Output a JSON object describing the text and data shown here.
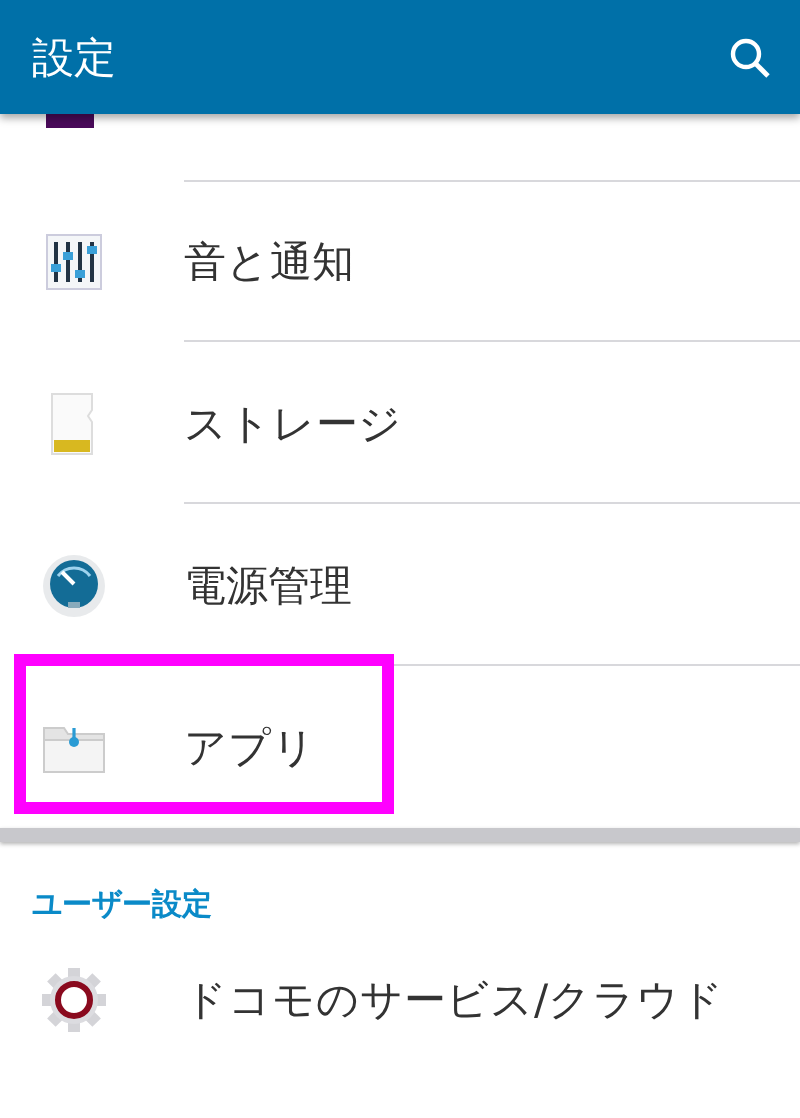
{
  "app_bar": {
    "title": "設定"
  },
  "items": [
    {
      "kind": "sound",
      "label": "音と通知",
      "highlighted": false
    },
    {
      "kind": "storage",
      "label": "ストレージ",
      "highlighted": false
    },
    {
      "kind": "power",
      "label": "電源管理",
      "highlighted": false
    },
    {
      "kind": "apps",
      "label": "アプリ",
      "highlighted": true
    }
  ],
  "user_section": {
    "heading": "ユーザー設定",
    "items": [
      {
        "kind": "gear",
        "label": "ドコモのサービス/クラウド",
        "highlighted": false
      }
    ]
  }
}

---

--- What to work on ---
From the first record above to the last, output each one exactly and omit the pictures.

--- Answer to the exercise ---
Output a JSON object describing the text and data shown here.
{
  "app_bar": {
    "title": "設定"
  },
  "items": [
    {
      "kind": "sound",
      "label": "音と通知",
      "highlighted": false
    },
    {
      "kind": "storage",
      "label": "ストレージ",
      "highlighted": false
    },
    {
      "kind": "power",
      "label": "電源管理",
      "highlighted": false
    },
    {
      "kind": "apps",
      "label": "アプリ",
      "highlighted": true
    }
  ],
  "user_section": {
    "heading": "ユーザー設定",
    "items": [
      {
        "kind": "gear",
        "label": "ドコモのサービス/クラウド",
        "highlighted": false
      }
    ]
  }
}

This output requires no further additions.